Just after halftime and, whatever Hansen has said, England give the clearest indication that they are not going to make the same slip they did last year at Twickenham. Ben Youngs snipes in to score what should be the match-sealing try, but again it's disallowed by a slight knock-on in the lineout drive that precedes it. As it turns out the All Blacks do end up benefiting from Jamie George at the lineout. The problem is it's basically the only mistake the English make in the whole game, and it doesn't come through any bit of tactical genius. The English hooker simply lobs a bad throw over his jumper that falls into the waiting hands of Ardie Savea, who dives over from five metres out. That try and the conversion are the only points the All Blacks score in the game.
The man who masterminded that statistic is sitting up in the stands and probably feeling pretty vindicated right now. It's John 'The Journey' Mitchell, who has spent the better part of two decades bouncing in and out of coaching jobs before landing the role that finally has him on his way to the biggest prize in the game.The key defensive plays have been the kick-chase and rush defence, plus the almost psychic ability to target the All Blacks' next ball-carrier. It's seen when Jordie Barrett tries to run a kick back and is eviscerated by Underhill, meaning that his attempt at an offload is fumbled forward by Angus Ta'avao.
It's seen when lineout after lineout is won with the All Blacks simply standing around and watching. When Ford and Farrell both direct traffic and move behind the ruck to make sure there are always defenders ready to deal with anything the All Blacks throw at them. When the frustration gets too much and Samuel Whitelock of all people shoves Farrell to the ground after the whistle's blown, getting a penalty reversed. Mitchell, along with Jones, has out-thought the All Blacks. Many New Zealand fans blame Mitchell for the All Blacks losing a World Cup semi-final, when he was their coach in 2003.
Now we can do it again, but happily for him this time he's sitting in the triumphant coaches' box. Of course, by now that sickening feeling I felt last year in Dublin has been growing in the pit of my stomach. Around the crowd, I can see pockets of All Blacks fans suffering the same pain. It's moving down their arms and making their hands reach up and attach to their head, or cover their faces. It's making them stamp their feet when the ball is dropped yet again, sapping their will and rendering them silent. Most of all, it's wrapping around our hearts and slowly crushing us.

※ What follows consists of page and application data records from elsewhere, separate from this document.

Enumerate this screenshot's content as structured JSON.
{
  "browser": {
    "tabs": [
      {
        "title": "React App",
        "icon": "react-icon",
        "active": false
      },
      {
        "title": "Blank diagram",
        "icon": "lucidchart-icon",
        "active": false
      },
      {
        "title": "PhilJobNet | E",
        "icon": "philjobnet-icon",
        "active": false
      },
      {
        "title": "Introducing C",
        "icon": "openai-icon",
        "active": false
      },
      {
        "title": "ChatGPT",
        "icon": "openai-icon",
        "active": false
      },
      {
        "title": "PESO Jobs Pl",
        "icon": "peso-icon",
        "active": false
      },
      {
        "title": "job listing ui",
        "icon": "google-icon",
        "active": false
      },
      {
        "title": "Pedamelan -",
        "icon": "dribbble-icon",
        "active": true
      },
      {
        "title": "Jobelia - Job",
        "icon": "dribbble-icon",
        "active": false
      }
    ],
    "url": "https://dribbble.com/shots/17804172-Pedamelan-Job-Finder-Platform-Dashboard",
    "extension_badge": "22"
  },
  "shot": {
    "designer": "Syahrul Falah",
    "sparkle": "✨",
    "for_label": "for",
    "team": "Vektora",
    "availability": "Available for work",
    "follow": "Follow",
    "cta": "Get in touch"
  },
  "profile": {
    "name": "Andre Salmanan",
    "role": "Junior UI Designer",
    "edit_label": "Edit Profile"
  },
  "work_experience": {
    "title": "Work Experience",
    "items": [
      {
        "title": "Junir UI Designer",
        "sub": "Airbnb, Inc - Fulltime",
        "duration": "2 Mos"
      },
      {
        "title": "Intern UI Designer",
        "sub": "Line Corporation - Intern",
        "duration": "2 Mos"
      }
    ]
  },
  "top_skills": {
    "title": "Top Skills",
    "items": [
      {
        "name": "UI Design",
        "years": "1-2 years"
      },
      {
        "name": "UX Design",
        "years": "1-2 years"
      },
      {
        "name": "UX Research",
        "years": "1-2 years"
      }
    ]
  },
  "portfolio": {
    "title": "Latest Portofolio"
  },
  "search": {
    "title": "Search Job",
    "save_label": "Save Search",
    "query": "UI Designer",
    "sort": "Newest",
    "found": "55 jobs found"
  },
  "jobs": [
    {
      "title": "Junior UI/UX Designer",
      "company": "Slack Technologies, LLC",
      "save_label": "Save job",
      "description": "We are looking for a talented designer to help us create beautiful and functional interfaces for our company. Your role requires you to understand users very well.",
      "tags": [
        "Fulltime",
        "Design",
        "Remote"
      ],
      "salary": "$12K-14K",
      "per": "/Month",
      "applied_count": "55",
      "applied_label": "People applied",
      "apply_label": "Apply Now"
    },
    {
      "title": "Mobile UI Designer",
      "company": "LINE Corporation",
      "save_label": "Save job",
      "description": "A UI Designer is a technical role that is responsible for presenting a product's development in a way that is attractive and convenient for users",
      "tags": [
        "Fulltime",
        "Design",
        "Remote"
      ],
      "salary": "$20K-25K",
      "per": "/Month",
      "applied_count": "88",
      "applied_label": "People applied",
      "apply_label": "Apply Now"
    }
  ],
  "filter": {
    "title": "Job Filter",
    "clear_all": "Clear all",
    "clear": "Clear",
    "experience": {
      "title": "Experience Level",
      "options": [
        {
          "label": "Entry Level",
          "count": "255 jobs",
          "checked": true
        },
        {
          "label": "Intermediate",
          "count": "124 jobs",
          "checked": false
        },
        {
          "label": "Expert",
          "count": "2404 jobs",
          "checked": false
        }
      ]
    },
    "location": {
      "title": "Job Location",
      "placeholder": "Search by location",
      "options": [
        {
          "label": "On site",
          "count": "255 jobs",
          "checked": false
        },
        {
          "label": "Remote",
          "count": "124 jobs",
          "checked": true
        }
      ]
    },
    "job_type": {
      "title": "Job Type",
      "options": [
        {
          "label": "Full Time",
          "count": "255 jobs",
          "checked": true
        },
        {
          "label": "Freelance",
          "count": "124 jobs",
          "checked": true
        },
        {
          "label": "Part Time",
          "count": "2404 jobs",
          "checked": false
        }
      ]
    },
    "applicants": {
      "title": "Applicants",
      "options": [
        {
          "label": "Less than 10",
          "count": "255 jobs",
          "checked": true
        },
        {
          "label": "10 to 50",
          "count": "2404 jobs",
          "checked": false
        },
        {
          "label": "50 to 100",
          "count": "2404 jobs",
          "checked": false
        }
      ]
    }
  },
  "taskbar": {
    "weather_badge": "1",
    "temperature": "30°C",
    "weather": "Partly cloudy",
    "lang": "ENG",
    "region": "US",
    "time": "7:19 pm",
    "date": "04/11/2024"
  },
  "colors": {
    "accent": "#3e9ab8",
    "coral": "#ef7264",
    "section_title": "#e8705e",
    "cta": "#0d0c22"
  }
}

The clock moves past the 70-minute mark and England have made it a two-score game that the All Blacks have no hope of catching. The final whistle goes. The All Blacks gather in a circle in the middle of the field, then Kieran Read and some of the other players walk directly up the tunnel. The World Cup is gone.
It is Read's 34th birthday.

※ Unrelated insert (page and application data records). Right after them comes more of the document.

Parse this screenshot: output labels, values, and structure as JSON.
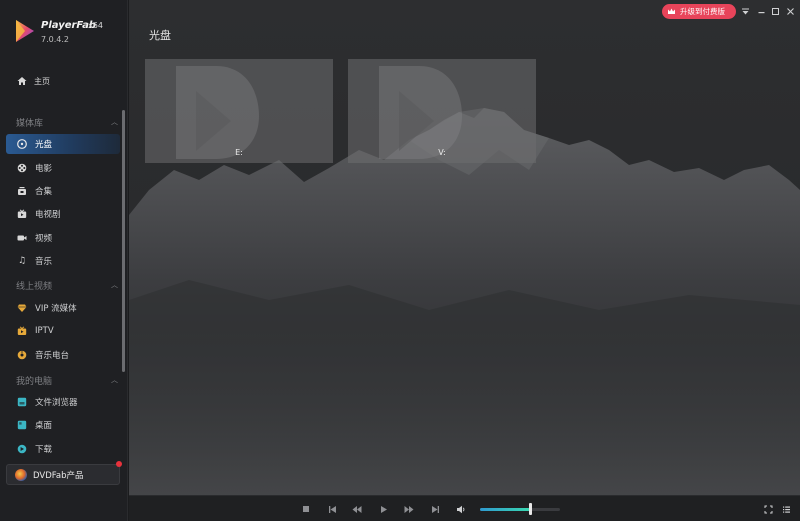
{
  "app": {
    "name": "PlayerFab",
    "arch": "x64",
    "version": "7.0.4.2"
  },
  "sidebar": {
    "home": {
      "label": "主页",
      "icon": "home-icon"
    },
    "sections": [
      {
        "title": "媒体库",
        "items": [
          {
            "label": "光盘",
            "icon": "disc-icon",
            "active": true
          },
          {
            "label": "电影",
            "icon": "film-reel-icon"
          },
          {
            "label": "合集",
            "icon": "collection-icon"
          },
          {
            "label": "电视剧",
            "icon": "tv-icon"
          },
          {
            "label": "视频",
            "icon": "video-camera-icon"
          },
          {
            "label": "音乐",
            "icon": "music-note-icon"
          }
        ]
      },
      {
        "title": "线上视频",
        "items": [
          {
            "label": "VIP 流媒体",
            "icon": "diamond-icon"
          },
          {
            "label": "IPTV",
            "icon": "iptv-icon"
          },
          {
            "label": "音乐电台",
            "icon": "radio-icon"
          }
        ]
      },
      {
        "title": "我的电脑",
        "items": [
          {
            "label": "文件浏览器",
            "icon": "folder-icon"
          },
          {
            "label": "桌面",
            "icon": "desktop-icon"
          },
          {
            "label": "下载",
            "icon": "download-icon"
          }
        ]
      }
    ],
    "product_button": {
      "label": "DVDFab产品"
    }
  },
  "main": {
    "title": "光盘",
    "drives": [
      {
        "label": "E:"
      },
      {
        "label": "V:"
      }
    ]
  },
  "titlebar": {
    "upgrade_label": "升级到付费版"
  },
  "player": {
    "volume": 0.62
  },
  "colors": {
    "accent": "#2a5a92",
    "upgrade": "#e8445a",
    "notice": "#e8323c"
  }
}
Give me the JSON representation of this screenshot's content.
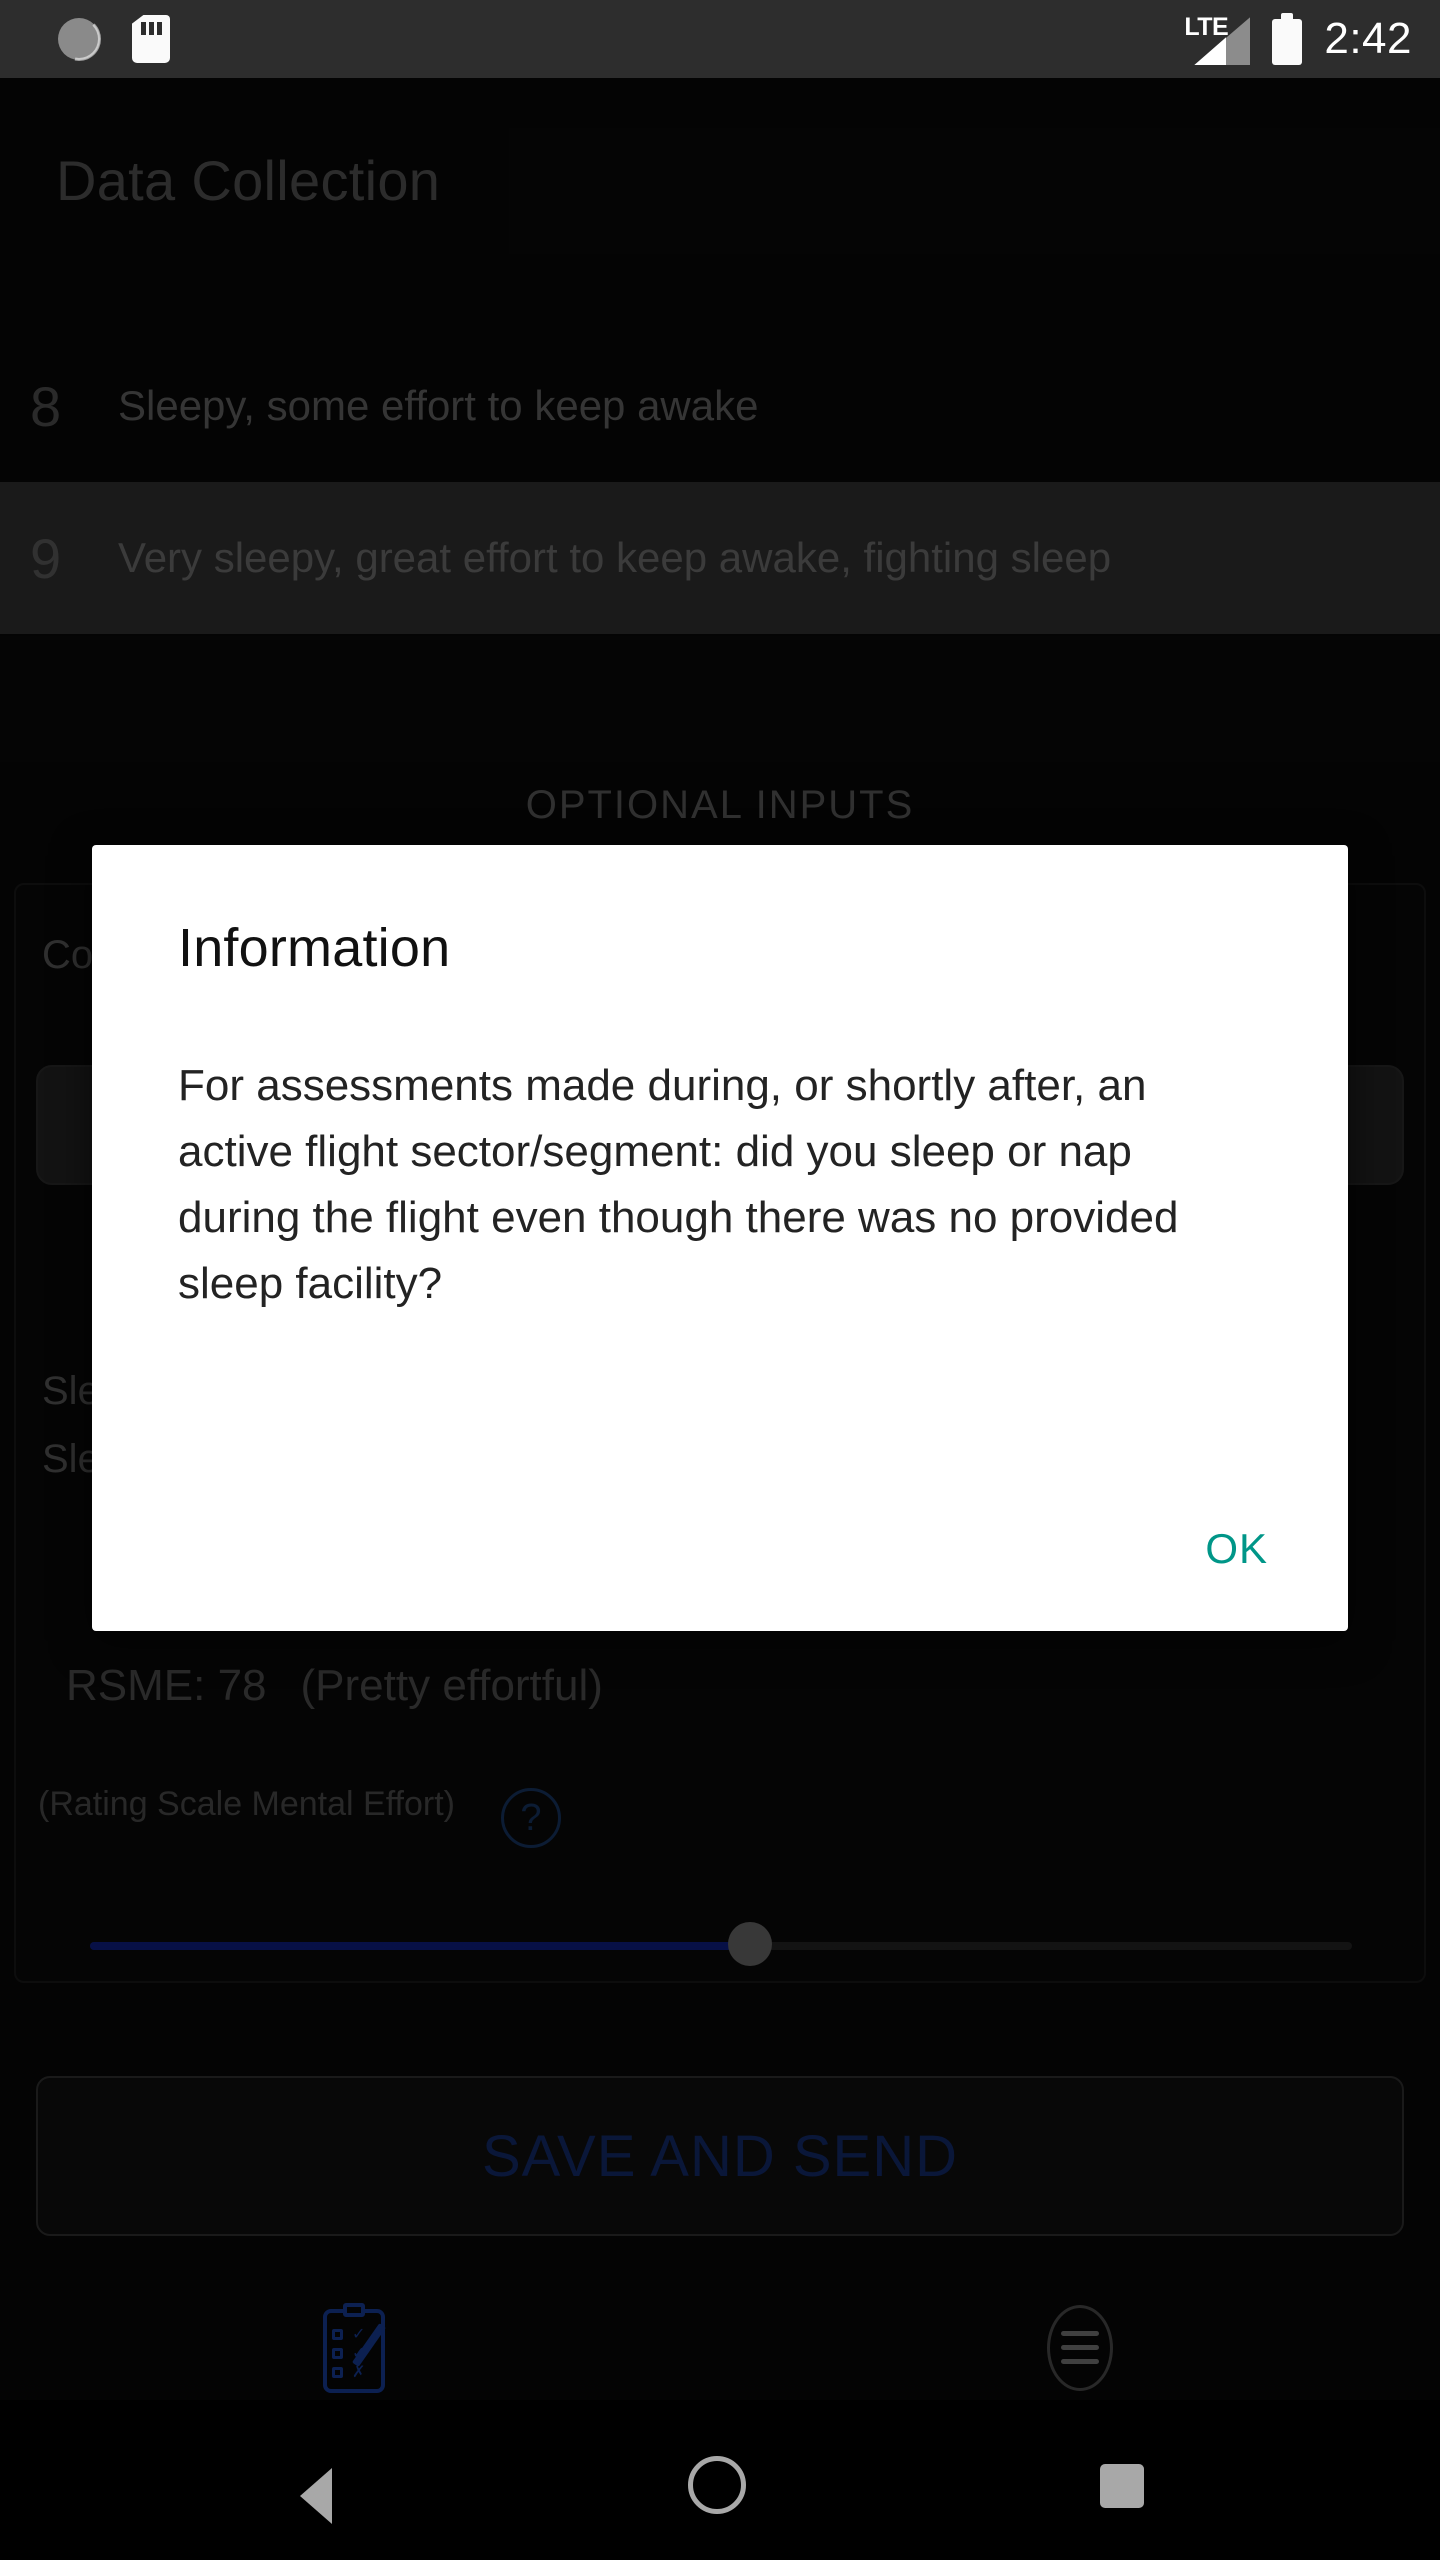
{
  "status_bar": {
    "icons_left": [
      "brightness-icon",
      "sd-card-icon"
    ],
    "network_label": "LTE",
    "signal_icon": "signal-bars-icon",
    "battery_icon": "battery-icon",
    "time": "2:42"
  },
  "app": {
    "title": "Data Collection",
    "scale_items": [
      {
        "number": "8",
        "label": "Sleepy, some effort to keep awake",
        "selected": false
      },
      {
        "number": "9",
        "label": "Very sleepy, great effort to keep awake, fighting sleep",
        "selected": true
      }
    ],
    "section_label": "OPTIONAL INPUTS",
    "comments_label": "Co",
    "comments_value": "",
    "sleep_label_1": "Sle",
    "sleep_label_2": "Sle",
    "rsme_label": "RSME: 78",
    "rsme_descriptor": "(Pretty effortful)",
    "rsme_sub": "(Rating Scale Mental Effort)",
    "help_icon_glyph": "?",
    "slider": {
      "value": "78",
      "fill_percent": 52
    },
    "save_button": "SAVE AND SEND"
  },
  "tabs": [
    {
      "label": "Data Collection",
      "icon": "clipboard-checklist-icon",
      "active": true
    },
    {
      "label": "Menu",
      "icon": "hamburger-menu-icon",
      "active": false
    }
  ],
  "dialog": {
    "title": "Information",
    "body": " For assessments made during, or shortly after, an active flight sector/segment: did you sleep or nap during the flight even though there was no provided sleep facility?",
    "ok_label": "OK"
  },
  "nav_bar": {
    "back": "back-triangle-icon",
    "home": "home-circle-icon",
    "recents": "recents-square-icon"
  },
  "colors": {
    "accent_teal": "#009688",
    "accent_blue": "#1b47b4",
    "status_bar_bg": "#2d2d2d",
    "app_bg": "#0a0a0a",
    "dialog_bg": "#ffffff"
  }
}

Extracted from Heroics & Heartbreak: Twelve months with the All Blacks by Jamie Wall. Published by Allen & Unwin. RRP$36.99. Out Tuesday 3 December.